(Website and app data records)
Content starts

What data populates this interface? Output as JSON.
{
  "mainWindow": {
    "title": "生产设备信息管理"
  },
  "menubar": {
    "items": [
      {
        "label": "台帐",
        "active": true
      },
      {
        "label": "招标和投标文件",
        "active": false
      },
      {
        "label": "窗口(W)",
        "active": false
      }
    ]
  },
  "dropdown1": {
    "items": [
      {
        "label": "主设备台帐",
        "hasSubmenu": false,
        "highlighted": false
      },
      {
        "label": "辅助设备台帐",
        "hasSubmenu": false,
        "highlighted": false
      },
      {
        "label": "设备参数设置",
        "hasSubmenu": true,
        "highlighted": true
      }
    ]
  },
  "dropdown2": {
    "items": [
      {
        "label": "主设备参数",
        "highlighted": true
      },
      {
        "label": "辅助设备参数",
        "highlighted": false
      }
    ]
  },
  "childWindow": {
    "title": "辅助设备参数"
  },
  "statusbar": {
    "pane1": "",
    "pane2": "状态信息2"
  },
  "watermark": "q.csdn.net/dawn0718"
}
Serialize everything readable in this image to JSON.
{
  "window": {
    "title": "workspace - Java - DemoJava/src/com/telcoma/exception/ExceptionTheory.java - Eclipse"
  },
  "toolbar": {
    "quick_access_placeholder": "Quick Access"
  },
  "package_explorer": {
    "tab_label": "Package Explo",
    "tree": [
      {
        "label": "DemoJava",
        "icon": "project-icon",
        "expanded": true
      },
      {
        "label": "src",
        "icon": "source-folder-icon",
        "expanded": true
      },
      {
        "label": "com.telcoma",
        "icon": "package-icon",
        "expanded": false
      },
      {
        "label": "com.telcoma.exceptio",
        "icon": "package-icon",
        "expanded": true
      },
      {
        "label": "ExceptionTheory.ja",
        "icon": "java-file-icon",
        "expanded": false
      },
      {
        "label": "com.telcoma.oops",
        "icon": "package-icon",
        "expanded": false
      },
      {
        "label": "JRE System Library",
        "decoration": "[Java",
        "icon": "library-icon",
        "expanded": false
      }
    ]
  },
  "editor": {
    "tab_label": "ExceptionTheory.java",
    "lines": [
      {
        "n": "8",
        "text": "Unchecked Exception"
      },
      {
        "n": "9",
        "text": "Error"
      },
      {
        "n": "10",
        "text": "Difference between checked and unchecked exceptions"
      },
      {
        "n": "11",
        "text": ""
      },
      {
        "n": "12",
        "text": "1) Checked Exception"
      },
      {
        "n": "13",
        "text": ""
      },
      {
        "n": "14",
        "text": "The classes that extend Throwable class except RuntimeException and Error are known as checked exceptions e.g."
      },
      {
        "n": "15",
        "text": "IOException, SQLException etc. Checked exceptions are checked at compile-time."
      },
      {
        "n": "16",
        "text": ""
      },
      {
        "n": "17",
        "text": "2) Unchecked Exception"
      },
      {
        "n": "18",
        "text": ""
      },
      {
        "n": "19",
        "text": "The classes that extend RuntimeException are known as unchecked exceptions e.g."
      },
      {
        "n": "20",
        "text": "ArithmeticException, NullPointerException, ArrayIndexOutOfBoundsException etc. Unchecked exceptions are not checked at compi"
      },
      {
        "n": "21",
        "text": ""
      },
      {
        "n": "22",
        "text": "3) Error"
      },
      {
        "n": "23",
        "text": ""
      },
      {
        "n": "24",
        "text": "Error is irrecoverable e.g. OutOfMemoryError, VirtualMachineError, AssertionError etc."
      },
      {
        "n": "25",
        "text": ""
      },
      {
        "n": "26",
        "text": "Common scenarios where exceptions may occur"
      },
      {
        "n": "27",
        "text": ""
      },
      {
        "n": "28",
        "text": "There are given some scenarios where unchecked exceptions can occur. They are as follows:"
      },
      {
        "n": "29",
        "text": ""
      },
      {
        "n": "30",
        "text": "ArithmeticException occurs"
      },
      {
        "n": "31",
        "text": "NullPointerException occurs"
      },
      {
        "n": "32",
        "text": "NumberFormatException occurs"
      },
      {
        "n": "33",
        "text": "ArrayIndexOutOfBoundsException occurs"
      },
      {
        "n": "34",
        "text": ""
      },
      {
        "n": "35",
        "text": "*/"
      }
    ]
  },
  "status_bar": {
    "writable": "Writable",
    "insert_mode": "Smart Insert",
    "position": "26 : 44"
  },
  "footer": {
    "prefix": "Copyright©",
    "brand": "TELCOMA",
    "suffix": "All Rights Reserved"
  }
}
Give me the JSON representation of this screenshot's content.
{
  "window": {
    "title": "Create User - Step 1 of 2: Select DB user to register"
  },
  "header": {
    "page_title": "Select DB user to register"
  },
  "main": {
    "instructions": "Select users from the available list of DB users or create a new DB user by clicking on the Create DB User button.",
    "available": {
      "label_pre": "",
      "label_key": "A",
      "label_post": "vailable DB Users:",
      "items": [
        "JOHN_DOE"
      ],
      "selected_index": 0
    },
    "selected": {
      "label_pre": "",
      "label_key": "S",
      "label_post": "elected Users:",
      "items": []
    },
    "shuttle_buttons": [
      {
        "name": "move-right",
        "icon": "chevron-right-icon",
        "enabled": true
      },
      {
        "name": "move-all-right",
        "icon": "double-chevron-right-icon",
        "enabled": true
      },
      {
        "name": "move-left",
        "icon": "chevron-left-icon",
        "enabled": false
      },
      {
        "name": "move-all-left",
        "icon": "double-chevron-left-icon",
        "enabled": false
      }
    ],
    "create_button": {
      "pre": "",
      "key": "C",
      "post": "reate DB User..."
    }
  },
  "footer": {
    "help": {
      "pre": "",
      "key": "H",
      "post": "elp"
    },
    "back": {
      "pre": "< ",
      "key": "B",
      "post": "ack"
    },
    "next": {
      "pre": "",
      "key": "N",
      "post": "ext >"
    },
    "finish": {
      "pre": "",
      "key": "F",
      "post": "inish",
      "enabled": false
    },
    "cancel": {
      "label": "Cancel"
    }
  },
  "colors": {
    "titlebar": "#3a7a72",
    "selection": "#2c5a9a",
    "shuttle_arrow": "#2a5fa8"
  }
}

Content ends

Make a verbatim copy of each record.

What data populates this interface? Output as JSON.
{
  "mainWindow": {
    "title": "生产设备信息管理"
  },
  "menubar": {
    "items": [
      {
        "label": "台帐",
        "active": true
      },
      {
        "label": "招标和投标文件",
        "active": false
      },
      {
        "label": "窗口(W)",
        "active": false
      }
    ]
  },
  "dropdown1": {
    "items": [
      {
        "label": "主设备台帐",
        "hasSubmenu": false,
        "highlighted": false
      },
      {
        "label": "辅助设备台帐",
        "hasSubmenu": false,
        "highlighted": false
      },
      {
        "label": "设备参数设置",
        "hasSubmenu": true,
        "highlighted": true
      }
    ]
  },
  "dropdown2": {
    "items": [
      {
        "label": "主设备参数",
        "highlighted": true
      },
      {
        "label": "辅助设备参数",
        "highlighted": false
      }
    ]
  },
  "childWindow": {
    "title": "辅助设备参数"
  },
  "statusbar": {
    "pane1": "",
    "pane2": "状态信息2"
  },
  "watermark": "q.csdn.net/dawn0718"
}
Serialize everything readable in this image to JSON.
{
  "window": {
    "title": "workspace - Java - DemoJava/src/com/telcoma/exception/ExceptionTheory.java - Eclipse"
  },
  "toolbar": {
    "quick_access_placeholder": "Quick Access"
  },
  "package_explorer": {
    "tab_label": "Package Explo",
    "tree": [
      {
        "label": "DemoJava",
        "icon": "project-icon",
        "expanded": true
      },
      {
        "label": "src",
        "icon": "source-folder-icon",
        "expanded": true
      },
      {
        "label": "com.telcoma",
        "icon": "package-icon",
        "expanded": false
      },
      {
        "label": "com.telcoma.exceptio",
        "icon": "package-icon",
        "expanded": true
      },
      {
        "label": "ExceptionTheory.ja",
        "icon": "java-file-icon",
        "expanded": false
      },
      {
        "label": "com.telcoma.oops",
        "icon": "package-icon",
        "expanded": false
      },
      {
        "label": "JRE System Library",
        "decoration": "[Java",
        "icon": "library-icon",
        "expanded": false
      }
    ]
  },
  "editor": {
    "tab_label": "ExceptionTheory.java",
    "lines": [
      {
        "n": "8",
        "text": "Unchecked Exception"
      },
      {
        "n": "9",
        "text": "Error"
      },
      {
        "n": "10",
        "text": "Difference between checked and unchecked exceptions"
      },
      {
        "n": "11",
        "text": ""
      },
      {
        "n": "12",
        "text": "1) Checked Exception"
      },
      {
        "n": "13",
        "text": ""
      },
      {
        "n": "14",
        "text": "The classes that extend Throwable class except RuntimeException and Error are known as checked exceptions e.g."
      },
      {
        "n": "15",
        "text": "IOException, SQLException etc. Checked exceptions are checked at compile-time."
      },
      {
        "n": "16",
        "text": ""
      },
      {
        "n": "17",
        "text": "2) Unchecked Exception"
      },
      {
        "n": "18",
        "text": ""
      },
      {
        "n": "19",
        "text": "The classes that extend RuntimeException are known as unchecked exceptions e.g."
      },
      {
        "n": "20",
        "text": "ArithmeticException, NullPointerException, ArrayIndexOutOfBoundsException etc. Unchecked exceptions are not checked at compi"
      },
      {
        "n": "21",
        "text": ""
      },
      {
        "n": "22",
        "text": "3) Error"
      },
      {
        "n": "23",
        "text": ""
      },
      {
        "n": "24",
        "text": "Error is irrecoverable e.g. OutOfMemoryError, VirtualMachineError, AssertionError etc."
      },
      {
        "n": "25",
        "text": ""
      },
      {
        "n": "26",
        "text": "Common scenarios where exceptions may occur"
      },
      {
        "n": "27",
        "text": ""
      },
      {
        "n": "28",
        "text": "There are given some scenarios where unchecked exceptions can occur. They are as follows:"
      },
      {
        "n": "29",
        "text": ""
      },
      {
        "n": "30",
        "text": "ArithmeticException occurs"
      },
      {
        "n": "31",
        "text": "NullPointerException occurs"
      },
      {
        "n": "32",
        "text": "NumberFormatException occurs"
      },
      {
        "n": "33",
        "text": "ArrayIndexOutOfBoundsException occurs"
      },
      {
        "n": "34",
        "text": ""
      },
      {
        "n": "35",
        "text": "*/"
      }
    ]
  },
  "status_bar": {
    "writable": "Writable",
    "insert_mode": "Smart Insert",
    "position": "26 : 44"
  },
  "footer": {
    "prefix": "Copyright©",
    "brand": "TELCOMA",
    "suffix": "All Rights Reserved"
  }
}
Give me the JSON representation of this screenshot's content.
{
  "window": {
    "title": "Create User - Step 1 of 2: Select DB user to register"
  },
  "header": {
    "page_title": "Select DB user to register"
  },
  "main": {
    "instructions": "Select users from the available list of DB users or create a new DB user by clicking on the Create DB User button.",
    "available": {
      "label_pre": "",
      "label_key": "A",
      "label_post": "vailable DB Users:",
      "items": [
        "JOHN_DOE"
      ],
      "selected_index": 0
    },
    "selected": {
      "label_pre": "",
      "label_key": "S",
      "label_post": "elected Users:",
      "items": []
    },
    "shuttle_buttons": [
      {
        "name": "move-right",
        "icon": "chevron-right-icon",
        "enabled": true
      },
      {
        "name": "move-all-right",
        "icon": "double-chevron-right-icon",
        "enabled": true
      },
      {
        "name": "move-left",
        "icon": "chevron-left-icon",
        "enabled": false
      },
      {
        "name": "move-all-left",
        "icon": "double-chevron-left-icon",
        "enabled": false
      }
    ],
    "create_button": {
      "pre": "",
      "key": "C",
      "post": "reate DB User..."
    }
  },
  "footer": {
    "help": {
      "pre": "",
      "key": "H",
      "post": "elp"
    },
    "back": {
      "pre": "< ",
      "key": "B",
      "post": "ack"
    },
    "next": {
      "pre": "",
      "key": "N",
      "post": "ext >"
    },
    "finish": {
      "pre": "",
      "key": "F",
      "post": "inish",
      "enabled": false
    },
    "cancel": {
      "label": "Cancel"
    }
  },
  "colors": {
    "titlebar": "#3a7a72",
    "selection": "#2c5a9a",
    "shuttle_arrow": "#2a5fa8"
  }
}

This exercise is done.